Tackling loneliness in rural areas
This IMPACT project focuses on tackling loneliness among older people in Moray, Scotland. The project is engaging with older people local to Moray to review the factors that lead to isolation.
In rural areas, loneliness is more common, and therefore this project will help uncover mechanisms to overcome the challenges and re-engage older people within the wider community.
A lack of definition as to what constitutes ‘older people’, ‘rural’, ‘loneliness’, and ‘social isolation’ has been identified in academic research.
Mapping Approaches to Loneliness in Moray
The first stage of the project involved mapping the approaches currently available in Moray that aim to reduce loneliness for older people. We undertook mapping via web searches, visiting communities (exploring notice boards and in conversation with local people) and speaking with people involved in delivering services and approaches (local authority, NHS, church and community). Approaches explored included signposting, Health and Social Care Moray services, third sector befriending as well as community approaches.
One approach, Moray Shared Lives (a Health and Social Care Moray service) empowers people to become part of their community with the support of a Shared Lives carer, with whom they are matched with based on mutual interests and choice. The support is based within the Shared Lives carers’ home and community with people being met at their home to begin their day support.

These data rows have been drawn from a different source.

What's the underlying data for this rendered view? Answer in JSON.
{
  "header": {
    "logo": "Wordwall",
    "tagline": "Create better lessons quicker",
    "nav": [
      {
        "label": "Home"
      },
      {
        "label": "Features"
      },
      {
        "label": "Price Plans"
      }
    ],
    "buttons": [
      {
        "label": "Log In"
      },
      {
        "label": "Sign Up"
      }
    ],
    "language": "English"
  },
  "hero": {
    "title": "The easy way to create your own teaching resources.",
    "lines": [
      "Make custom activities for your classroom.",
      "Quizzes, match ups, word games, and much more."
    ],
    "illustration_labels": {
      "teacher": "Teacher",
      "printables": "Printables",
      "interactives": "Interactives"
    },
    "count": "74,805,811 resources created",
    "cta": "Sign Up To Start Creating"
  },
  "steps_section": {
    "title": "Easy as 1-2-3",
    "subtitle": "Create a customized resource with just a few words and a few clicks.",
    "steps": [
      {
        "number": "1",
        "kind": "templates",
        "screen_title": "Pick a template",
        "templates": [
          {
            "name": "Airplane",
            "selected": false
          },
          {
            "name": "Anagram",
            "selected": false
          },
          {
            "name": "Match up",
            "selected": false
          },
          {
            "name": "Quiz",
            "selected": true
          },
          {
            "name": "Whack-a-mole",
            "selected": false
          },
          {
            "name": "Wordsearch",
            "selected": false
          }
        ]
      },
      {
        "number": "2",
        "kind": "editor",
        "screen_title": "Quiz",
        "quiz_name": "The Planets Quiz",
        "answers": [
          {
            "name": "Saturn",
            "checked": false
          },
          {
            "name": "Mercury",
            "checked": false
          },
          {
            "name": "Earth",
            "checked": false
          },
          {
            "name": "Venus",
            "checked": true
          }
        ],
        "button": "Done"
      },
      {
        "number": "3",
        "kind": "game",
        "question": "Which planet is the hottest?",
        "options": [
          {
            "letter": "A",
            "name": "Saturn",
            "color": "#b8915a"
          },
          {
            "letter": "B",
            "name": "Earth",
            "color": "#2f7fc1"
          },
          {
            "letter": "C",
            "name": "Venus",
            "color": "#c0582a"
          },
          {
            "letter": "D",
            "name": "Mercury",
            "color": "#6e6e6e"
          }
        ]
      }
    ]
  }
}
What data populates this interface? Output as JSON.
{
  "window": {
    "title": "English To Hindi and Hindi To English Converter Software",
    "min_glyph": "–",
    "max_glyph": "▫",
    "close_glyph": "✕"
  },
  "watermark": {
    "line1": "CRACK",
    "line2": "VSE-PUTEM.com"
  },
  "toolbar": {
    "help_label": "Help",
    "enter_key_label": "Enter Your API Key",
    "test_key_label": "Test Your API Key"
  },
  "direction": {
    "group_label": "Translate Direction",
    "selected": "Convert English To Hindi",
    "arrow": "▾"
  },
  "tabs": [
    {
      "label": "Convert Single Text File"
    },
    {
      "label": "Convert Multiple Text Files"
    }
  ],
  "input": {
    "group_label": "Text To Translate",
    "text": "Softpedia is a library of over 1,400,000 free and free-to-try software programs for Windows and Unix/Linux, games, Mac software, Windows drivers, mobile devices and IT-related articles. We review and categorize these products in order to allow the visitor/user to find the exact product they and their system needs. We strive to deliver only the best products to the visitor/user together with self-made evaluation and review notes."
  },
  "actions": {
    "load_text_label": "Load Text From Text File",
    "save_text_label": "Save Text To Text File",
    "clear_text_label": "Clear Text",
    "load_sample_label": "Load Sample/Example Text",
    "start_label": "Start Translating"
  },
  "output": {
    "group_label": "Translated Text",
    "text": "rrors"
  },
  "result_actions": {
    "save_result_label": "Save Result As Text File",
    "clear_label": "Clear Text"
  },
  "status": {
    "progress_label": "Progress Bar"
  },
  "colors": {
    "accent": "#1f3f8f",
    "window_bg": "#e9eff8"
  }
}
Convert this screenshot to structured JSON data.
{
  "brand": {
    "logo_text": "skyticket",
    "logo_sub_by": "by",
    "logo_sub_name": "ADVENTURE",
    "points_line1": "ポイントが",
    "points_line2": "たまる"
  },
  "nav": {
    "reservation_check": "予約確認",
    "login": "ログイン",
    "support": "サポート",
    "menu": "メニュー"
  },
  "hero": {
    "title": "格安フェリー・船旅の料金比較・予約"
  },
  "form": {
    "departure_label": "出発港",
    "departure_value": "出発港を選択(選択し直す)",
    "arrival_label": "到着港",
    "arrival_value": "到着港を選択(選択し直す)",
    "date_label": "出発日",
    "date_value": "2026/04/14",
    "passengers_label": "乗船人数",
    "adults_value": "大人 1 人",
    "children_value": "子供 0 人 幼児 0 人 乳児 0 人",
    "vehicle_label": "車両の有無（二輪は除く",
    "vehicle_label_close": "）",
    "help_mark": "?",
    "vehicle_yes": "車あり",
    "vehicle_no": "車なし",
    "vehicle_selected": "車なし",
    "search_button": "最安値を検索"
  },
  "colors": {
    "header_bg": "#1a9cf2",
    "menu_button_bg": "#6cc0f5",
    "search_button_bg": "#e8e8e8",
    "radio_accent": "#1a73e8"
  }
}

This often involves supporting people to be part of activities run by the local community. One example is the Be Active Life Long (BALL) Groups which can be found across Moray. Whilst initially set up with support from the local authority, the local community are empowered to take ownership and run the group themselves, often involving organising activity, chat, tea and cake.
The next stage of the project focuses on Speyside and Buckie and their surrounding areas allowing for comparison between a rural farming and a coastal fishing community.
Visiting communities and local groups to find out what helps reduce loneliness whilst also exploring approaches in other areas of Scotland, the hope is to bring people together and over a cup of tea co-produce recommendations for service development. There have already been some great discussions and responses:
“I can’t drive up the hill on the farm anymore and I miss it…I’d like to be able to go to church on a Sunday.”Older person who draws on care and support
“I would be lonely if my carers didn’t come to my house and if my Shared Lives carer didn’t take me out once a week, it’s the only time I go out.”Person who draws on care and support
“I’d like a wee bit of company on a winter’s night.”Older person who draws on care and support
“One person I know doesn’t see anyone apart from family. No one is passing and he sees no one day to day. A lot of people slip through the net.”Person who delivers services
“It takes courage to join a group.”Community Member
“(In Moray) people could be based here for the military and retire, their children have moved away. It means that community groups are invaluable. Friendships become like family.”Community Wellbeing Team
“There is no village square in rural areas so it’s hard to get the word out with what is on. You really need to connect with the local people and networks.”Person who delivers services
Please get in touch with Nicola if you live in either of these communities and would like to be involved: [email protected]